Heavy rain the final half hour of the cure’s 2 hour show was the sign that cinched the cancellation of the third day do the ACL 2013 festival. It didn’t matter that I traveled with a terribly expensive flight from Georgia to Texas for the three day music festival, rain was more powerful than man. Doggedly determined to involve myself in living and at least viewing performing arts, I packed a knee brace and gear suited for festival going. Being
officially disabled now for two years, but in pain for fifteen, I had acclimated to availing myself of services offered for assistance, whether a wheelchair or an aisle seat, making it possible to travel. This wasn’t easy. It wasn’t nearly as easy as when I was healthy, but it was a compromise that I made. That was the price I paid for working after the car accident. Never again could I wear high heels. Never again could I walk, skip, dance, run without dire consequences.

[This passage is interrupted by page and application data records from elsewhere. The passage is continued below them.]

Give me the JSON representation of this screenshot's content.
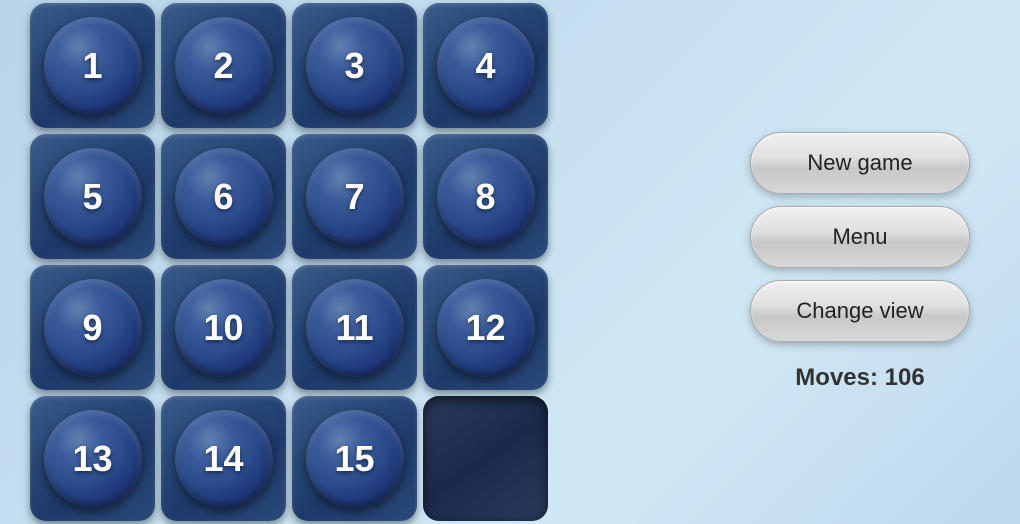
{
  "buttons": {
    "new_game": "New game",
    "menu": "Menu",
    "change_view": "Change view"
  },
  "moves_label": "Moves: 106",
  "tiles": [
    {
      "number": "1",
      "empty": false
    },
    {
      "number": "2",
      "empty": false
    },
    {
      "number": "3",
      "empty": false
    },
    {
      "number": "4",
      "empty": false
    },
    {
      "number": "5",
      "empty": false
    },
    {
      "number": "6",
      "empty": false
    },
    {
      "number": "7",
      "empty": false
    },
    {
      "number": "8",
      "empty": false
    },
    {
      "number": "9",
      "empty": false
    },
    {
      "number": "10",
      "empty": false
    },
    {
      "number": "11",
      "empty": false
    },
    {
      "number": "12",
      "empty": false
    },
    {
      "number": "13",
      "empty": false
    },
    {
      "number": "14",
      "empty": false
    },
    {
      "number": "15",
      "empty": false
    },
    {
      "number": "",
      "empty": true
    }
  ]
}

I was shown how to gracefully accept help by a lovely group of Canadians who fought over who would push my wheelchair through the Chicago Art Institute. They had learned the awful truth of growing old, of injuries, I had not. Behind my back they commented that it was a shame I was in a walking boot (modern day cast)instead of bejeweled evening shoes at the ballet. They were so kind. They taught me a love and compassion for myself that I had never encountered. I nearly backed out of going to Chicago, and was glad that I didn’t.
My mission is to live my life without regrets. I have never regretted taking a trip.
The ACL Music Festival was a new type of trip. An affectionado of alternative rock all my life, the festival was a candy store of music that appealed to my tastes. But what about the walking? Well, that was a concern. Even though it was a “5 minute walk” away from the park, there were two major hills to scale. I had a tremendous, painful blister on my heel after the first day. Thank goodness I didn’t have to carry a chair. While it was super nice of my hosts to offer me a folding chair to use, it must have weighed 30 poulds. Well, actually it wasn’t that heavy, but it sure felt heavy to my nerve damaged arms.
The hardest walk was the detour I took in the dark and rain. After The Cure played, we all walked out in the rain and dark. I got lost and rambled around many blocks for 45 minutes until I arrived at the right house, rain soaked from the waist down. There were streams of rain surging through the streets and sometimes I was wading through 4 inches of water. I was tired, wet, annoyed and hungry. I had stopped in a gas station to buy two chocolate bars and some Perrier. The pile of people (mostly in their 20s) under the scant awning of the gas station were singing, laughing and having a grand time. Their happiness was infectious. It was a pleasure to remember the young abandon of singing, semi drunk on life. They were cute. Oh Dear! How old I sound!
By the time I got up to my room, I had a major blister on my thigh from my knee brace. Ignoring blisters is something that you do naturally if you were a ballet dancer. I was surprised at how tender my skin was and how quickly the blister grew. This was definitely not the highlight of the trip. However, now I have another happy memory of how I struck out and spent two days hot, blistered and sunburnt and still believe that I had a good time. It was all fun. It was an adventure. There weren’t a lot of people with grey-white hair like mine there, to be sure. I may be really old on the outside, but I still remember how to appreciate singing in the rain like a 20 year old.